Aim 1. To investigate the combination treatment of perhexiline and ADI-PEG20 on metastasis in a conditional ASS1 deficient mouse model that has been generated in our lab, as well as in xenograph mouse models.
Preliminary evidence has demonstrated that the combination of ADI-PEG20 and the beta-oxidation inhibitor perhexiline is synthetic lethal. We hypothesize an ER stress dependent increase in lipid synthesis primes the tumors for fatty acid oxidation, which can be targeted in ASS1 negative tumors. We will use spontaneous and xenograft models to generate the needed in vivo preclinical data to justify its use in future clinical trials.

Aim 2. To elucidate the molecular mechanism that allows for metabolic rewiring in ASS1 negative tumors, leading to lipid beta-oxidation in response to ADI-PEG20. Preliminary evidence has implicated both AMP Kinase and FoxO1 in the stress response to ADI-PEG20. Therefore, we hypothesize that arginine depletion induced ER stress leads to a decrease in AMPK phosphorylation and an induction of fatty acid synthesis. To test this we will perform in vitro and in vivo studies examining the ER stress response. In addition, we will follow the fate of carbon atoms from glutamine as it is utilized as a precursor in the biosynthesis of fatty acids in order to mechanistically dissect the stress response.

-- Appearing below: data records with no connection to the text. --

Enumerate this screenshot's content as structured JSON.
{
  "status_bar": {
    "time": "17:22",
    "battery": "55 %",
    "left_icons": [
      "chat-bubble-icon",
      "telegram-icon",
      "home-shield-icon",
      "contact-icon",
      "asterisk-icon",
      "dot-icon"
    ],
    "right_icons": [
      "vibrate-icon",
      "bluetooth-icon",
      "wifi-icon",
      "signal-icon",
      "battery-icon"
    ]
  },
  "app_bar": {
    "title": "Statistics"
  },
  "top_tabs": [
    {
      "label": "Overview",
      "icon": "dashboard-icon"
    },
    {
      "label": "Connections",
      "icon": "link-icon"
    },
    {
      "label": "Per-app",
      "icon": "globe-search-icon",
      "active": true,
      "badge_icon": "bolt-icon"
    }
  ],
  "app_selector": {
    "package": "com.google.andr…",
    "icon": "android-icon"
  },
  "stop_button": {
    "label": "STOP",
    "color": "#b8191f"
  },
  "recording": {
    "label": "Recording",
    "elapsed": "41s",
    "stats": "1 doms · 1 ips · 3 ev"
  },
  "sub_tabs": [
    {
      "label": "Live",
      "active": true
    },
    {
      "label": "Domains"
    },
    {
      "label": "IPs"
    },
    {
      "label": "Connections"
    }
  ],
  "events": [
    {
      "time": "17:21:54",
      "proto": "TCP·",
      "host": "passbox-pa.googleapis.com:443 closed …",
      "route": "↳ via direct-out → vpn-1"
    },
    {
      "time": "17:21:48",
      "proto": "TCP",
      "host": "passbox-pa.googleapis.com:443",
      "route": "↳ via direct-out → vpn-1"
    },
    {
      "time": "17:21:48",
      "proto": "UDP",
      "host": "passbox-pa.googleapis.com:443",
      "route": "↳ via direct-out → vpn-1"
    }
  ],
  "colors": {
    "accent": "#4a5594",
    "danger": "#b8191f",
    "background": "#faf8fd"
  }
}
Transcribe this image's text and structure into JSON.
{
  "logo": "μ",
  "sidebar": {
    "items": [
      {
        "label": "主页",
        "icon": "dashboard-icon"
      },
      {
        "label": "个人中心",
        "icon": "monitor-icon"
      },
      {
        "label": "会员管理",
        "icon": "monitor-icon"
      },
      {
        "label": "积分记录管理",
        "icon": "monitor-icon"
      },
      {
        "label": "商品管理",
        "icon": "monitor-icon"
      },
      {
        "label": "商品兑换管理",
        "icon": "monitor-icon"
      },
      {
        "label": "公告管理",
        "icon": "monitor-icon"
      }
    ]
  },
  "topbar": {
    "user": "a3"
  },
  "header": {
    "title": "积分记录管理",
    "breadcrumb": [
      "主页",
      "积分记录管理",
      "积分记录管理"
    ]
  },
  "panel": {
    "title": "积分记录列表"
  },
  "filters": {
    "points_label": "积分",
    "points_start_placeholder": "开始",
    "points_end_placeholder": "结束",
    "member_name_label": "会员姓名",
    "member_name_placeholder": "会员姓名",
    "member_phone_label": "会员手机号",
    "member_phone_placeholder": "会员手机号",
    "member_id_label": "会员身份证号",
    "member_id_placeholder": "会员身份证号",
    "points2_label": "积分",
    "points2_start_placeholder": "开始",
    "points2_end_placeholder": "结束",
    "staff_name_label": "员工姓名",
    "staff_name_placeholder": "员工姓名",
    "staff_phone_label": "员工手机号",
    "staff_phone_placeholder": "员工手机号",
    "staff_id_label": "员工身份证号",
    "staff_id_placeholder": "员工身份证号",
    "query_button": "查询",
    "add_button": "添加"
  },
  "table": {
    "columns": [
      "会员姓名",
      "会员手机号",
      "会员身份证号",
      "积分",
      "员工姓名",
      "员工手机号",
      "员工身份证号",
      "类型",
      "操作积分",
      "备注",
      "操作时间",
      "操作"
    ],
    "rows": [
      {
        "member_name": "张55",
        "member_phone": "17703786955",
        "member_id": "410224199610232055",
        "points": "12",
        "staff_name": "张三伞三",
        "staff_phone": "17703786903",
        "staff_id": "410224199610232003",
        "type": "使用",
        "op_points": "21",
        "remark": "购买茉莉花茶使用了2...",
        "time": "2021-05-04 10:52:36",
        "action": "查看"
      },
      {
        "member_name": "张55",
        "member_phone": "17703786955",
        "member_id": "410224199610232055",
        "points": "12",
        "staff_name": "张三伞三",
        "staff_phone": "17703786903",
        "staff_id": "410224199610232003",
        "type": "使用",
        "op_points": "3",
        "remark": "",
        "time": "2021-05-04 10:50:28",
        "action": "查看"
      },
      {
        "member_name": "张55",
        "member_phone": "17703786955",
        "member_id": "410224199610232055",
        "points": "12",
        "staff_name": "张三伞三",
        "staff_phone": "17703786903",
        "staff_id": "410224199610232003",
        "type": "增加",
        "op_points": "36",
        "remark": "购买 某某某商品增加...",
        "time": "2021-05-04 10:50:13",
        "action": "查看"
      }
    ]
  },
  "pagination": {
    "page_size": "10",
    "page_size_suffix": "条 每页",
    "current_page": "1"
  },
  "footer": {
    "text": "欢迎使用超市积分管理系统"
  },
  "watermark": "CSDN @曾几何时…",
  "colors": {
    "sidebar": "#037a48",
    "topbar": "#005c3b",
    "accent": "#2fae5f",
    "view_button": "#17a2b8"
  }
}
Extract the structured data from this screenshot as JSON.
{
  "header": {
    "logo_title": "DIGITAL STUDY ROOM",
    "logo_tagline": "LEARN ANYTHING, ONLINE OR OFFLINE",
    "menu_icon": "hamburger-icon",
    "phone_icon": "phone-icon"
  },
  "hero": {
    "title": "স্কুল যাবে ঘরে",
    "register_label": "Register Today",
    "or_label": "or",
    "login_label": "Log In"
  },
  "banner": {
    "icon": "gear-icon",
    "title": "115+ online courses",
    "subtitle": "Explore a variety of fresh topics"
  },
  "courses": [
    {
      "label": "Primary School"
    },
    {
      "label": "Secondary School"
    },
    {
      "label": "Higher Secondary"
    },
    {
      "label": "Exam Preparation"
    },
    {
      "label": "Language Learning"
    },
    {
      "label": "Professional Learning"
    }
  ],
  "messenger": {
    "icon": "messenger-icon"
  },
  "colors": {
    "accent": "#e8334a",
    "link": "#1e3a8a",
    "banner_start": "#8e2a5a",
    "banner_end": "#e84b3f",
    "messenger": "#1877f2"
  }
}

Taken together, support for this project by the SFA will help to derive the preclinical data needed for future clinical trials utilize ADI-PEG20 for the treatment of sarcoma.